(Page and application data records)
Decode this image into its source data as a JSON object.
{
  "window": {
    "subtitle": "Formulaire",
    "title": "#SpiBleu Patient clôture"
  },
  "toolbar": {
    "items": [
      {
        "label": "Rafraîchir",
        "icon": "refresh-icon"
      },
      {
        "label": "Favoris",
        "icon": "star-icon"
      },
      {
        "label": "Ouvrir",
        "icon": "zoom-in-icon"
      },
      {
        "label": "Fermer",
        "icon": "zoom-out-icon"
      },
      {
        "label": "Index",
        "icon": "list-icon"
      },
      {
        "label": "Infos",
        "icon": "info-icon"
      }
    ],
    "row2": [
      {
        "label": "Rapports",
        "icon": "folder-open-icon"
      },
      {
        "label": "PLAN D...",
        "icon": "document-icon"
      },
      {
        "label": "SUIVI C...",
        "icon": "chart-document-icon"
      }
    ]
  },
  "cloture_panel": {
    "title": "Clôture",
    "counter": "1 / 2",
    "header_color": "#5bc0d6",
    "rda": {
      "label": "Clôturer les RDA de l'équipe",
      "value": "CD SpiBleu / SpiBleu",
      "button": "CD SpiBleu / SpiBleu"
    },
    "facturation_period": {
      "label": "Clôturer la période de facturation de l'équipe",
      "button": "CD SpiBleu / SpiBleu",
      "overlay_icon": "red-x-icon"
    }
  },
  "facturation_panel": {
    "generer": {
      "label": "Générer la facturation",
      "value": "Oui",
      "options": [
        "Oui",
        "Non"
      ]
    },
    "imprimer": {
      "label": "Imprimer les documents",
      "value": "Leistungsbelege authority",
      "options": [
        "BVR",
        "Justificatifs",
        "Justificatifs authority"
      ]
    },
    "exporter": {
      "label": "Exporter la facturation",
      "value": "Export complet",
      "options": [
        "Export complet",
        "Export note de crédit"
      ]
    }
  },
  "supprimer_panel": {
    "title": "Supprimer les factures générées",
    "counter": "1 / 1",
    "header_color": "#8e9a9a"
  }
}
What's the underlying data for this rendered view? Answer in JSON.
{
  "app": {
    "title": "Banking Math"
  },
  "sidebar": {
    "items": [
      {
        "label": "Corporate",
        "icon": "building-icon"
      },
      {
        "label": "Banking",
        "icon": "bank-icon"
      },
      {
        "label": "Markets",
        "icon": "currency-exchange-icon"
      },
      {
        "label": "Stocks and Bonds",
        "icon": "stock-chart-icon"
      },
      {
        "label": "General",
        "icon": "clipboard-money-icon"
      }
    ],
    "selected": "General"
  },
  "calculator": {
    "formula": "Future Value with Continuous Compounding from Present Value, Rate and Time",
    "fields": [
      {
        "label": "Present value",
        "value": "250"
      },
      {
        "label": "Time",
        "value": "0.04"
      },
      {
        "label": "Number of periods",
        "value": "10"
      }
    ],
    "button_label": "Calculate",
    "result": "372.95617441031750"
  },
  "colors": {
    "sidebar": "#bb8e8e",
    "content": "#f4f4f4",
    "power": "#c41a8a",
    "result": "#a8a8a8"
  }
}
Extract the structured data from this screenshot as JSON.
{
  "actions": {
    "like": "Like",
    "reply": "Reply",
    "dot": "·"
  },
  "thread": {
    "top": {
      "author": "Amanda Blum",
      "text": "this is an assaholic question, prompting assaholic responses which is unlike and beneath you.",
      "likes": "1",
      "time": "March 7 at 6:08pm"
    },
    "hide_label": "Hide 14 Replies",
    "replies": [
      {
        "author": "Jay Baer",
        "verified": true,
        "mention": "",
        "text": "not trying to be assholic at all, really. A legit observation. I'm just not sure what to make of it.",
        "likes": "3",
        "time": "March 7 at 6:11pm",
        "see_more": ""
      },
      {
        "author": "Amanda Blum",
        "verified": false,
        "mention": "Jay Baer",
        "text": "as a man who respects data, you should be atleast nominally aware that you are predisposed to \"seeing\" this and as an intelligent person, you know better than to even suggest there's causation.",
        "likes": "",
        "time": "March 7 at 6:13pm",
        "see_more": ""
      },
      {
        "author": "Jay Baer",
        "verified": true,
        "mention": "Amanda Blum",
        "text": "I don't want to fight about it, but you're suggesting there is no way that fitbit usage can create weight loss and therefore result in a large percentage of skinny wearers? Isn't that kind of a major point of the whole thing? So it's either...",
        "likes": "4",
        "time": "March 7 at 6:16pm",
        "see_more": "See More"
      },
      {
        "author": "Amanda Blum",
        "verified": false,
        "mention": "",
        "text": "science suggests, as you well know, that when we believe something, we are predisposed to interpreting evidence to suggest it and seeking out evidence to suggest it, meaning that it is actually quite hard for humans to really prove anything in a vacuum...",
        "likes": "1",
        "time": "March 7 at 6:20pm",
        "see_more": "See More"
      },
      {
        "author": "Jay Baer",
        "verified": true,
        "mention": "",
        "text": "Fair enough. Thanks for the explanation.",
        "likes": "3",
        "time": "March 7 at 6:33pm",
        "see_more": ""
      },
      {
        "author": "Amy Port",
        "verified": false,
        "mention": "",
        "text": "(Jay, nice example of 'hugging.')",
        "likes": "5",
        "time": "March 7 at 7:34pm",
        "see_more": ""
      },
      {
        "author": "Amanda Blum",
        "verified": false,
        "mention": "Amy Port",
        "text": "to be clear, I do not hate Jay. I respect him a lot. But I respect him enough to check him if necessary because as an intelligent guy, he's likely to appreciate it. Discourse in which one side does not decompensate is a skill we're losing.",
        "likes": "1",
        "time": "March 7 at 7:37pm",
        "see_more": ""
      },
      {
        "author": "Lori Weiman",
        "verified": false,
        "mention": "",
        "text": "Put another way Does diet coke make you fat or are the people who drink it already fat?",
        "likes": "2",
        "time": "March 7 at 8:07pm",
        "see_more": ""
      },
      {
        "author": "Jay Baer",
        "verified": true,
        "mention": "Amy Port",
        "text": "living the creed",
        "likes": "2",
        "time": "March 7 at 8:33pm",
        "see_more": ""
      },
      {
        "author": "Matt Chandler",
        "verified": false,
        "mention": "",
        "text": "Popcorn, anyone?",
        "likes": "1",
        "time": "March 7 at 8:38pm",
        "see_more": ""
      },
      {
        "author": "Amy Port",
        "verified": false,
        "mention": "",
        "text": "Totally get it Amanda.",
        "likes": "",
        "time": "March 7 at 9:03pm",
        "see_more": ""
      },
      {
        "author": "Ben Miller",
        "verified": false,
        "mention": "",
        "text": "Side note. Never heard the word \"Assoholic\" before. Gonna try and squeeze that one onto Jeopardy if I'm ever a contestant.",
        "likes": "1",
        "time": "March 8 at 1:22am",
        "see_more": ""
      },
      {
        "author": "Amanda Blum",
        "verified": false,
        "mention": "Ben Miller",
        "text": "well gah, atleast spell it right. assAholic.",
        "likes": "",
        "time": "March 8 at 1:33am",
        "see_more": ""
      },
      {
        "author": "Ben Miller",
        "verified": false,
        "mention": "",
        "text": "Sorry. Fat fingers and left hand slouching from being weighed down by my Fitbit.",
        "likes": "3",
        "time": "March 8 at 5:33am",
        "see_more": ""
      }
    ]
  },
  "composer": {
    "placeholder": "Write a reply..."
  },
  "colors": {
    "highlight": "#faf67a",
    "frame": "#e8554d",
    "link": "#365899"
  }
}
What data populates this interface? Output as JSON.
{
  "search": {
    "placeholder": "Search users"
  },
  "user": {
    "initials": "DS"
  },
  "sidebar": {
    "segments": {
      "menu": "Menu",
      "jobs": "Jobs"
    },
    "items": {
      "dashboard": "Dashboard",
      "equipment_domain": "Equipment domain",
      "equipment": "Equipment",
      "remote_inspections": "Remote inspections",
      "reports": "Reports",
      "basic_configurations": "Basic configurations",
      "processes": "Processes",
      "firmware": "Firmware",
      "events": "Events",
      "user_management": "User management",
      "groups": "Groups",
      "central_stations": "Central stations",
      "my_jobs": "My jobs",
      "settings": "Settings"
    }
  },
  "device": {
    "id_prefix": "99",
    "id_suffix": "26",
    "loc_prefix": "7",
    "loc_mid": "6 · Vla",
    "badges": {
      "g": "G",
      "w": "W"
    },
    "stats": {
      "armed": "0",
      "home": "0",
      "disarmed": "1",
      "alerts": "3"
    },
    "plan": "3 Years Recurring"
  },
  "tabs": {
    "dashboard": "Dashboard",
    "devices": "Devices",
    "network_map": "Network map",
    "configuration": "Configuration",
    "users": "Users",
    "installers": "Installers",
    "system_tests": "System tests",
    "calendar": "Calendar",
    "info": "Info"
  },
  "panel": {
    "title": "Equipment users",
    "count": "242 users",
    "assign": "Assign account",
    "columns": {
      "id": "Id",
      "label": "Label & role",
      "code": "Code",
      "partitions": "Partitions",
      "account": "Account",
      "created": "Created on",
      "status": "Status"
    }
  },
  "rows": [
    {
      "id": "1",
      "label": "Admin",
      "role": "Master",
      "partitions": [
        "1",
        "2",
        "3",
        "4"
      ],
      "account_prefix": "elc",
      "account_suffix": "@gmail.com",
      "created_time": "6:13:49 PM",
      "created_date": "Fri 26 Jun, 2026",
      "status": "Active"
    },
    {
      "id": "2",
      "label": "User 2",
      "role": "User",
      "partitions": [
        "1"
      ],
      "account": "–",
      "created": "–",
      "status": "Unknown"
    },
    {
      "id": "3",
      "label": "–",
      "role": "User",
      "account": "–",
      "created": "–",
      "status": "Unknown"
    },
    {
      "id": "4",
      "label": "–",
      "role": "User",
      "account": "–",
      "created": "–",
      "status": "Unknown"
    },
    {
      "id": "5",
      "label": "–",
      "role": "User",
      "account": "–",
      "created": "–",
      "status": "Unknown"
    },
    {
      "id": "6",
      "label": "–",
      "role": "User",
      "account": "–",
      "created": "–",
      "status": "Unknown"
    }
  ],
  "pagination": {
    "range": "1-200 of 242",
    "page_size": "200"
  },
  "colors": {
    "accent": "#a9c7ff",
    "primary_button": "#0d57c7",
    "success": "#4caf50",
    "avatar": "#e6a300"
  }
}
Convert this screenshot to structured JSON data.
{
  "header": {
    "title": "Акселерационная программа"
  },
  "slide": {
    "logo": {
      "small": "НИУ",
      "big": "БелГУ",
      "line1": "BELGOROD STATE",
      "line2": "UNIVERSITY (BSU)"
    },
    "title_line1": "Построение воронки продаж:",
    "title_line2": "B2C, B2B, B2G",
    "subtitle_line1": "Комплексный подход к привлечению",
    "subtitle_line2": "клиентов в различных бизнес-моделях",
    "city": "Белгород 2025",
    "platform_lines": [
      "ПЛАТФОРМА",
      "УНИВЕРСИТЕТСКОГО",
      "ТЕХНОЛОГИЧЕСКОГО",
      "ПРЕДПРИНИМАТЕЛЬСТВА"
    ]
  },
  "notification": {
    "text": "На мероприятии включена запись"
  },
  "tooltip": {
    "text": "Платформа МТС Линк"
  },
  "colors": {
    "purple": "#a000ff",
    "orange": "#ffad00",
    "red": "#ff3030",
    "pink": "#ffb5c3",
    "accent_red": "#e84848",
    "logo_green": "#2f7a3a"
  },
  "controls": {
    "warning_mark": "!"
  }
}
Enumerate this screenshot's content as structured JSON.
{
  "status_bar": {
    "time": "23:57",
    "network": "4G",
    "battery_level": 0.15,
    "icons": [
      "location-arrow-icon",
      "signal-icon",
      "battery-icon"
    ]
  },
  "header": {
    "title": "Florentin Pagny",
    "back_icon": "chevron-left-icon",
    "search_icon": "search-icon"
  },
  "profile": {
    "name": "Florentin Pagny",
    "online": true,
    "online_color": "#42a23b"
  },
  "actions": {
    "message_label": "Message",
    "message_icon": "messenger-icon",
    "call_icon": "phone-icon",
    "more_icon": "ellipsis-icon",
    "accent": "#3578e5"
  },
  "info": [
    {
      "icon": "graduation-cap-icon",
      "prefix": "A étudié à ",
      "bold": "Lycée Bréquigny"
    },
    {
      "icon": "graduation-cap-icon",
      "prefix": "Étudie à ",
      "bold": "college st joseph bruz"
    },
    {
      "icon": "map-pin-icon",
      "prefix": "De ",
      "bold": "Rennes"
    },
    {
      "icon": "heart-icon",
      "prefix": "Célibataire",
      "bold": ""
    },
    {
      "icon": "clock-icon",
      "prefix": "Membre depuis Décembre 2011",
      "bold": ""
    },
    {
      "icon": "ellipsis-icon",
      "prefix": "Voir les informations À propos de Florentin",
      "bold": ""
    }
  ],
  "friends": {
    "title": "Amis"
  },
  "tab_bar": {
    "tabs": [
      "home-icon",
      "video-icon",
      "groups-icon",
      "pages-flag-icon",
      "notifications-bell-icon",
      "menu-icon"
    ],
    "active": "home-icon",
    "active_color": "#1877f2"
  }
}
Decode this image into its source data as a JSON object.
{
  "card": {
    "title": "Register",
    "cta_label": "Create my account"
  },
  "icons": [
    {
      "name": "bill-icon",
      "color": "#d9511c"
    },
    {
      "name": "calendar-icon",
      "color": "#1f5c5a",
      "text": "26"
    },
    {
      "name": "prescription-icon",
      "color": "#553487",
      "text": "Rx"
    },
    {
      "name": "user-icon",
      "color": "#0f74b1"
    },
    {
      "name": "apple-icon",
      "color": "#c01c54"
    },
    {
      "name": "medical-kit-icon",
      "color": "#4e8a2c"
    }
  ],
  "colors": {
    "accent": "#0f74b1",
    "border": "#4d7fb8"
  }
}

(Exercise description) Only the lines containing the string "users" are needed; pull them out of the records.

(Reply to the task)
    "placeholder": "Search users"
    "users": "Users",
    "title": "Equipment users",
    "count": "242 users",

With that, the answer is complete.